With the WHO recently warning that the battle against COVID-19 is “nowhere near over,” governments and media bodies must prepare themselves for the continuing struggle against pandemic-related misinformation. As the situation evolves, so too do the strategies of bad actors seeking to spread untruths. The public may have grown savvy to the rough early attempts at misinformation, but repeated government communication on the matter has provided a template for those wishing to craft fake news with the appearance of ‘authenticity.’

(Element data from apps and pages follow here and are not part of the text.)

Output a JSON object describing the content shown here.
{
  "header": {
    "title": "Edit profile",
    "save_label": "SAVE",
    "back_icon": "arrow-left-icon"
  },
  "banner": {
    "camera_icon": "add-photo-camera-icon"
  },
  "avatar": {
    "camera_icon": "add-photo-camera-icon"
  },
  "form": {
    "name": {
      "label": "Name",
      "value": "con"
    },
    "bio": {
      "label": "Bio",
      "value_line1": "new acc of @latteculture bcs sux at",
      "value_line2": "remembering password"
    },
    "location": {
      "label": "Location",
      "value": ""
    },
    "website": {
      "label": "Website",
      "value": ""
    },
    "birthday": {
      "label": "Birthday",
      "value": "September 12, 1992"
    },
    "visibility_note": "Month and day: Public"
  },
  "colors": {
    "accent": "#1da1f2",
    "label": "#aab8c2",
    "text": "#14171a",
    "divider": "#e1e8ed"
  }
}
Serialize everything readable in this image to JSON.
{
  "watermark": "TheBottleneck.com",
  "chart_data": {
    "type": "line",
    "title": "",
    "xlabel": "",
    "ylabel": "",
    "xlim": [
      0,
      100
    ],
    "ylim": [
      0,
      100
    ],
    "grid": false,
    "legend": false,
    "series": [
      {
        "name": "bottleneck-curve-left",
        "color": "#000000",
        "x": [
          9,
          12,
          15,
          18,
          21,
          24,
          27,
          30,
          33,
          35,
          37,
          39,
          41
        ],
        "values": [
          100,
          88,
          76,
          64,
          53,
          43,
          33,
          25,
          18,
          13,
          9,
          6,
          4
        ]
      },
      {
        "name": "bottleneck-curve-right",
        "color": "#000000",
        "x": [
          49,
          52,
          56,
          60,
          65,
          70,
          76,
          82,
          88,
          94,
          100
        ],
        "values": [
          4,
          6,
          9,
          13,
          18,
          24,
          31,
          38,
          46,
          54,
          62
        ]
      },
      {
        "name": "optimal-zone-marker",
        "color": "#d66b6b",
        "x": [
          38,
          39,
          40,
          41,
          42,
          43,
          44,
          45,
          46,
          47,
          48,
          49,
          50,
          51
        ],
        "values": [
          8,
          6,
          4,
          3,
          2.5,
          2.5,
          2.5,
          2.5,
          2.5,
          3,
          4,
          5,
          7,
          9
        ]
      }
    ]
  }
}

Ireland’s current lockdown measures are set to last until May 5th, though prevailing opinion seems to be that the measures will be extended beyond that point. However, until the government confirms this, a climate of uncertainty remains. Dates associated with repeatedly revised lockdown measures become flashpoints for misinformation, leveraging the public’s expectation of news to sow confusion and anxiety. Minister for Justice Charlie Flannigan recently tweeted a warning against “a fake list of changes to Govt health measures to tackle #COVID19.” The list he was referring to had circulated via WhatsApp and purported to be an account of government measures covering the period from May 5th through June 5th. With its set dates and bullet points, it ably apes the veneer of official communications.
WhatsApp – a direct messaging app with over 2 billion users worldwide – is a particularly potent tool for misinformation, as its chats are encrypted and the source of forwarded messages is not clear to those who receive them, thus making moderation of sources or users very difficult. The Facebook-owned app reacted to a “significant increase” in the number of forwards since the beginning of the pandemic by limiting the number of times users can forward messages (reducing it from 20 to 5) and introducing a label for heavily forwarded messages (any message that has been forwarded more than 5 times). The app claims that this has led to a 25 decrease in such messages. However, conscious of their limitations in dealing with this issue, WhatsApp officials have urged the public to engage with the WHO and fact-checking bodies when they encounter suspicious messages.
The pandemic has triggered an acceleration in concern over misinformation and the strategies used to address it. An article for the Journal, debunking the WhatsApp message mentioned by Minister Flannigan, closes with instructions on how readers can discern fake news and misinformation. On a similar note, the government’s ‘Be Media Smart’ web campaign has turned its focus to pandemic-related misinformation. While these strategies are significant steps in fighting misinformation in the short-term, one of the long-term impacts of the COVID-19 crisis may be the evidence of the importance of media literacy on a nationwide level, providing the impetus for it to be integrated into school curricula and beyond.